Mississippi Gov. Tate Reeves (R) signed a new law banning gender-affirming care for trans youth on Tuesday amid Republican attacks against LGBTQ+ communities across the country.
Reeves, who is up for reelection this year, said the law is meant to combat a “dangerous movement that’s spreading across America,” leaning into conservative dog whistles about trans people that doctors say are already harming vulnerable youth.
“This is truly scary stuff that’s being pushed upon our kids and, yes, their loving parents,” Reeves said. “They’re being taken advantage of, all so some can push their warped view on gender or appear to be ‘woke’ for their friends.”
Utah and South Dakota recently passed similar laws, and at least 150 bills targeting trans people have been introduced in statehouses so far this year. Seven states now bar minors from seeking gender-affirming care (although judges have blocked such legislation in Arkansas and Alabama while suits move forward).
Human rights groups condemned the new Mississippi law, painting it as a political decision meant to bolster Reeves’ reelection bid.
“This is an outrageous attack on LGBTQ+ Mississippians and their families,” Rob Hill, the Mississippi state director for the Human Rights Campaign, said in a statement. “[Reeves] is in no position to dictate the decisions that doctors and their patients make about health care.

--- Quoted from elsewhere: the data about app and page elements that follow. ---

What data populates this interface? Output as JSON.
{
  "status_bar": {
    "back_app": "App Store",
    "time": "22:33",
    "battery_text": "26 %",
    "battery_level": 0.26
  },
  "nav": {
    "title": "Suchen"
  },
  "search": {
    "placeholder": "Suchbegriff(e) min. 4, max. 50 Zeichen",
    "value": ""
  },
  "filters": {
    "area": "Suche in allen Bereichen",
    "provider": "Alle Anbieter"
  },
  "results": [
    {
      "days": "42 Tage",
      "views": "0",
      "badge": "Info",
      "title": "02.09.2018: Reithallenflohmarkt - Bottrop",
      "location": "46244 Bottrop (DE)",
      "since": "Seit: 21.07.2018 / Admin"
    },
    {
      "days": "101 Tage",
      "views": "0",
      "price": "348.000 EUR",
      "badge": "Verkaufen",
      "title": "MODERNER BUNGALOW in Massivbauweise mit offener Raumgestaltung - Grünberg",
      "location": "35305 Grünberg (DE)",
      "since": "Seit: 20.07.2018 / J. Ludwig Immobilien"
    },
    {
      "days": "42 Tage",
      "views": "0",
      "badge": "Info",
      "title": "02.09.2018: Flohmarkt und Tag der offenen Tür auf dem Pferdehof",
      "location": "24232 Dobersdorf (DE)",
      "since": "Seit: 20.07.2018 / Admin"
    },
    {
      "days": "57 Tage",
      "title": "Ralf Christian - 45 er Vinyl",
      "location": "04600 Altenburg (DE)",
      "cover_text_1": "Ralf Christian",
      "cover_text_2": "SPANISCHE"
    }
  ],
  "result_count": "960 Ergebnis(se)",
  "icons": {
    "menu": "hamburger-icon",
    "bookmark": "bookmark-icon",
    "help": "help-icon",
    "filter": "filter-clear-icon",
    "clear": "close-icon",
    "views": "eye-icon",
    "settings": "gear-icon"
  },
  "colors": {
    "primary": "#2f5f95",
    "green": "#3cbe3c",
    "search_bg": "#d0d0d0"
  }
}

This is nothing more than an attempt to inflate his flagging poll numbers ahead of a difficult re-election campaign.”
The Mississippi legislation goes into effect immediately. It bans doctors from prescribing puberty-blocking medication or hormone therapy and bars surgery related to gender transition for anyone younger than 18. Any doctors found violating the ban can lose their medical license, and there is a 30-year statute of limitation to bring suits against those who flout the law.
Leading medical groups have deemed such care as medically necessary. The American Medical Association and American Academy of Pediatrics have sharply criticized the Republican-led efforts, saying the politically charged legislation is based on myths and misinformation about trans youth rather than medicine.
A survey released earlier this month by The Trevor Project found ongoing Republican attacks on trans youth are already causing harm. Among LGBTQ youth sampled in the poll, a majority, 71%, said the debates and restrictive laws have negatively affected their mental health, and 29% of trans youth said they didn’t feel safe going to the doctor or a hospital when sick or injured.
Reeves had previously signed anti-trans legislation into law, a 2021 measure that banned transgender athletes from competing on girls’ or women’s sports teams.